**PROBLEM TO SOLVE:** Look through the listing below for the word "this" and copy every line where it occurs.

**AVAILABLE RECORDS:**
-- Opening Marker --

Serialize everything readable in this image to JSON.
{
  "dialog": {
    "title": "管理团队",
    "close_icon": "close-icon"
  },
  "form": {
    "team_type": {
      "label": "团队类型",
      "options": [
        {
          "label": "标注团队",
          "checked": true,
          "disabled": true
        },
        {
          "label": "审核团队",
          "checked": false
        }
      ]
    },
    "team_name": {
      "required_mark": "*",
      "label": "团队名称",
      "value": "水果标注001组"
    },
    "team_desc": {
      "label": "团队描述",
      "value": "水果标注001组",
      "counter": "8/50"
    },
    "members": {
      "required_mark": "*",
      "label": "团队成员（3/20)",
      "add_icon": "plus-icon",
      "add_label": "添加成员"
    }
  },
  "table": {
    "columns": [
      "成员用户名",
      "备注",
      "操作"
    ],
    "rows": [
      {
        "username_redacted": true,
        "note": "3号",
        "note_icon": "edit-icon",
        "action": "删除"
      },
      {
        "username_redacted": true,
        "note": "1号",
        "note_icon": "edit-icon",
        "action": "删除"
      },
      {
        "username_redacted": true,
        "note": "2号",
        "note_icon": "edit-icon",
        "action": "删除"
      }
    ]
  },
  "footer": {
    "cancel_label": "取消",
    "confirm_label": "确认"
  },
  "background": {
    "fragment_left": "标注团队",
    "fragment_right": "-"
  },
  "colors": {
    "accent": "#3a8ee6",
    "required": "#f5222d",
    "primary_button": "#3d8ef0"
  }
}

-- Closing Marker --
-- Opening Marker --

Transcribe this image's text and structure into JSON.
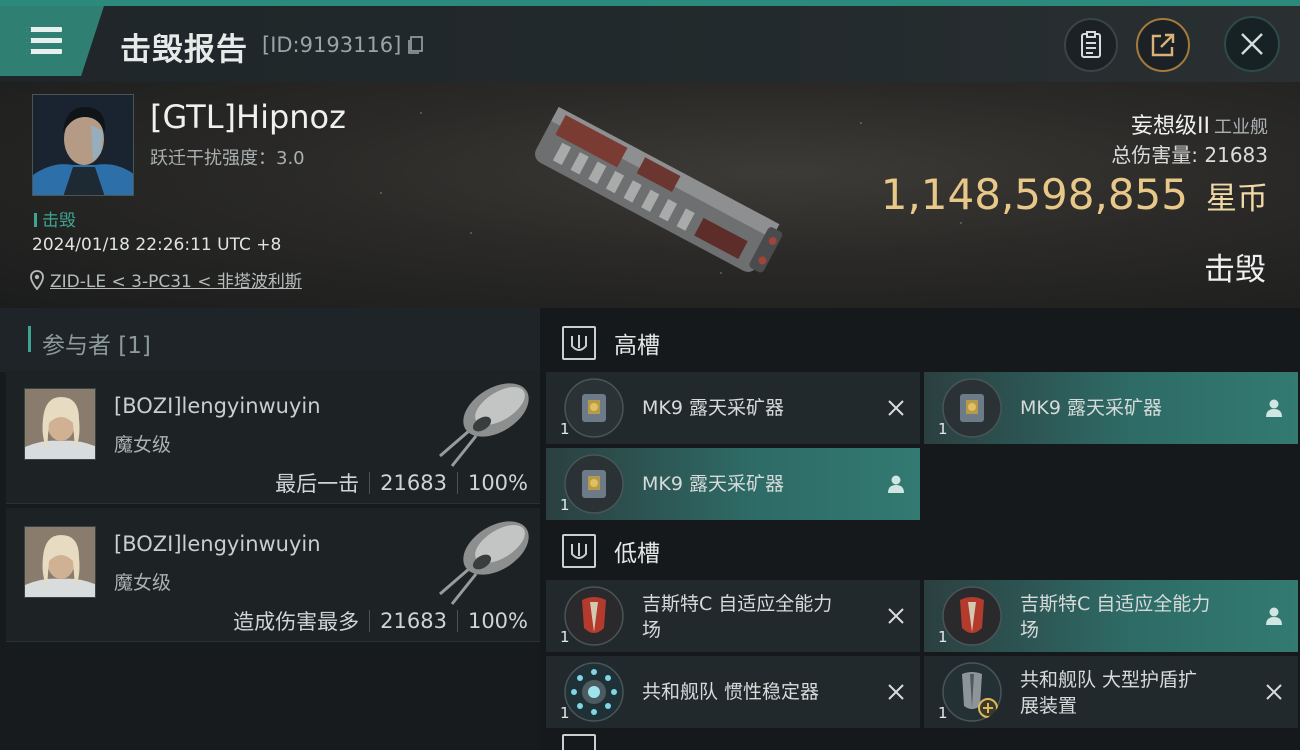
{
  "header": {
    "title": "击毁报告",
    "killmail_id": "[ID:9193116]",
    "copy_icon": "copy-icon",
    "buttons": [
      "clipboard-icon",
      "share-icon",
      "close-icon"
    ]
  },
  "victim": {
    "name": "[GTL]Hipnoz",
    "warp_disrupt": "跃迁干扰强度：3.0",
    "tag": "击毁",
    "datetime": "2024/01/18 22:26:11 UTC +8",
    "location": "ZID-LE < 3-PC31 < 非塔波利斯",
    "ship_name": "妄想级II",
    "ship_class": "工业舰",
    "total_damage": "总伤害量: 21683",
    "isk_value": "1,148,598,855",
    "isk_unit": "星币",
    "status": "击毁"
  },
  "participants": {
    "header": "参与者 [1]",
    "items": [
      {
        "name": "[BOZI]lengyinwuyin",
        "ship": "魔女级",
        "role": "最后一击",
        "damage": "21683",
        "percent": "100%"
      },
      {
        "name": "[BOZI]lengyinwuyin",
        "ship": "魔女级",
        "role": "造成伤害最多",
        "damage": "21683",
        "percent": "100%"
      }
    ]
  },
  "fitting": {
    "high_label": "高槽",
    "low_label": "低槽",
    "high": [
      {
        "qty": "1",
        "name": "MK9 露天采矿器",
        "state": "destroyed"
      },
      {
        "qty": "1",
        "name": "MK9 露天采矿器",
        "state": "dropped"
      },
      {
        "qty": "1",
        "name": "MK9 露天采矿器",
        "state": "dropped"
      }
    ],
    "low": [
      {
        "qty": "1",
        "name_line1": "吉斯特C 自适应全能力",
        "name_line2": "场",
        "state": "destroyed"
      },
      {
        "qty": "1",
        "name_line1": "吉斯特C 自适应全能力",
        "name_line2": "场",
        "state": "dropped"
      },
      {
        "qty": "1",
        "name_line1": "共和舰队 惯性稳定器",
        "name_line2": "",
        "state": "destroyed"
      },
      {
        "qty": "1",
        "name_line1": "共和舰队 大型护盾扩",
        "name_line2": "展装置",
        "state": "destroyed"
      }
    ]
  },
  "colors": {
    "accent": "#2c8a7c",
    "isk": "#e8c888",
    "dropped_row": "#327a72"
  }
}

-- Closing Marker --
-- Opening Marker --

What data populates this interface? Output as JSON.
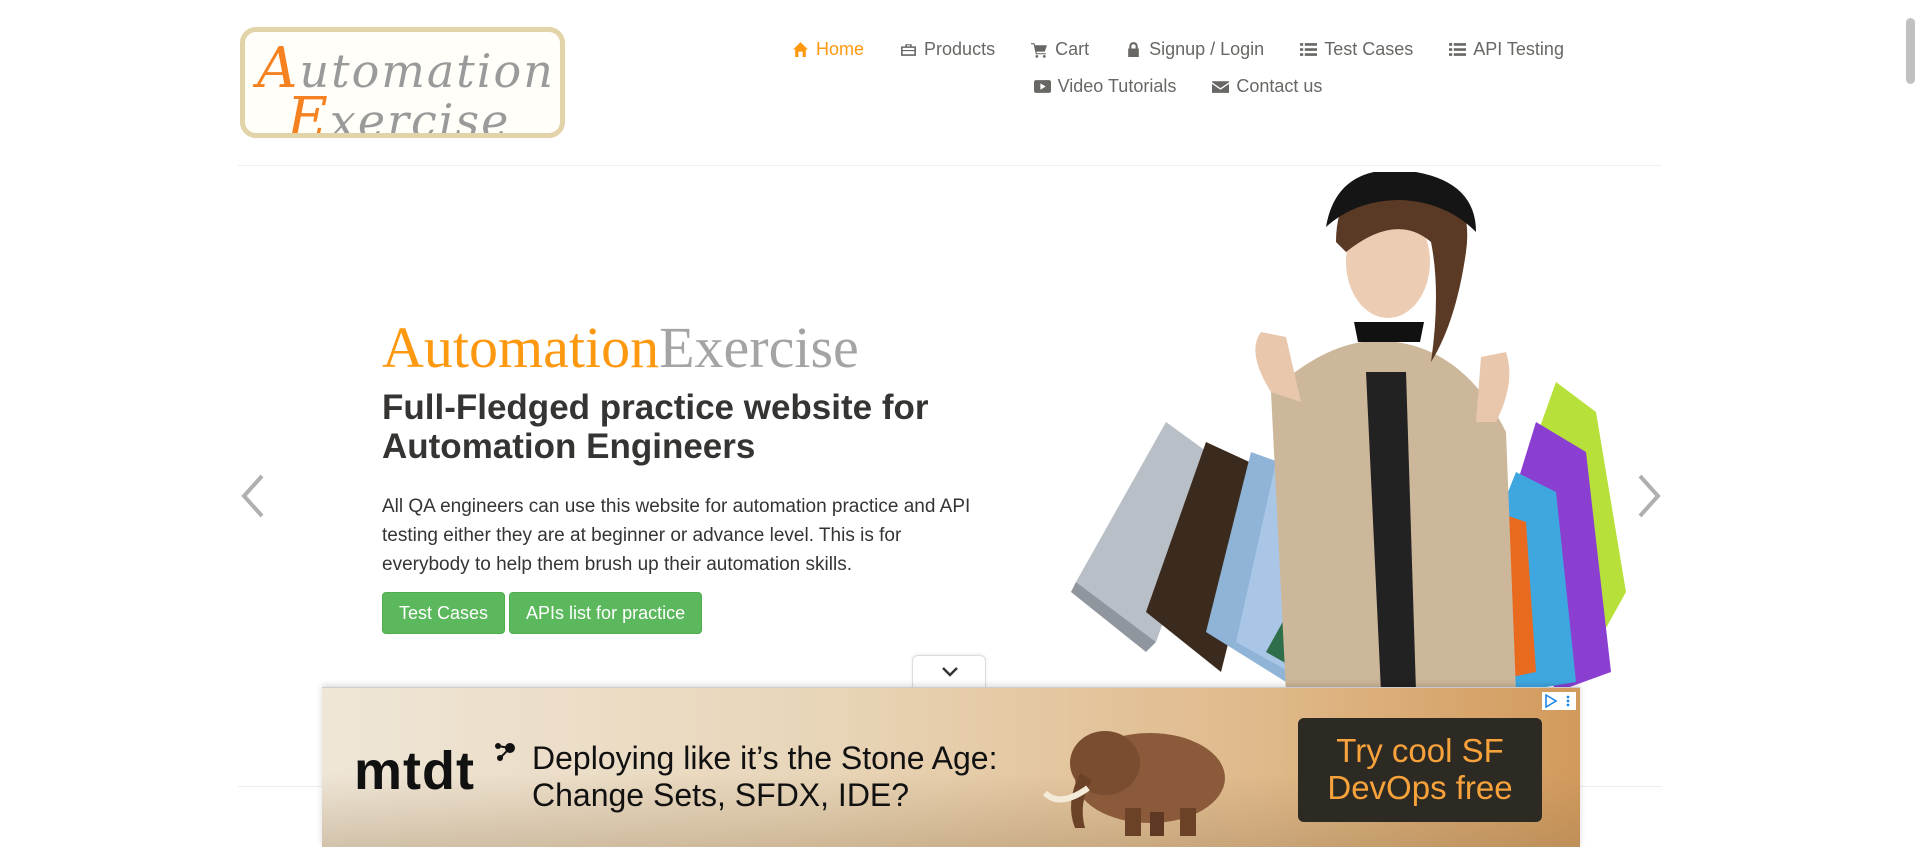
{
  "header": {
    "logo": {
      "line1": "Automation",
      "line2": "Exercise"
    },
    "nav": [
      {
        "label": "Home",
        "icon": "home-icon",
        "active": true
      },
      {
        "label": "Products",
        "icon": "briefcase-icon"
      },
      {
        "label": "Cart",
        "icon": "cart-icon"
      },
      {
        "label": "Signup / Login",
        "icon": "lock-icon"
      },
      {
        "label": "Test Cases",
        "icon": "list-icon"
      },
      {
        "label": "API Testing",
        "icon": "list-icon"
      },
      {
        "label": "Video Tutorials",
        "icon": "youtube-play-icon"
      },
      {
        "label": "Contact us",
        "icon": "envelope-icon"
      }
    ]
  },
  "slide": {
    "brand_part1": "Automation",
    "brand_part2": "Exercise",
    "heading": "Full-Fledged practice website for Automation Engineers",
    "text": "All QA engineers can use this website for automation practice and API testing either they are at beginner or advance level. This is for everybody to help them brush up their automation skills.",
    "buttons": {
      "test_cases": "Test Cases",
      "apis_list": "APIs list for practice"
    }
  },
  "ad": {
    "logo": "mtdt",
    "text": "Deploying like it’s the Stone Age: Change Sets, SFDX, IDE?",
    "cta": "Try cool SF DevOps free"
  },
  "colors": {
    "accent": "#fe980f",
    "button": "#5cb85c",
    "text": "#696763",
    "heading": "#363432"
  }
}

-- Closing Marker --

**RESPONSE TO THE TASK:**
Serialize everything readable in this image to JSON.
Transcribe this image's text and structure into JSON.
What data populates this interface? Output as JSON.
    "text": "All QA engineers can use this website for automation practice and API testing either they are at beginner or advance level. This is for everybody to help them brush up their automation skills.",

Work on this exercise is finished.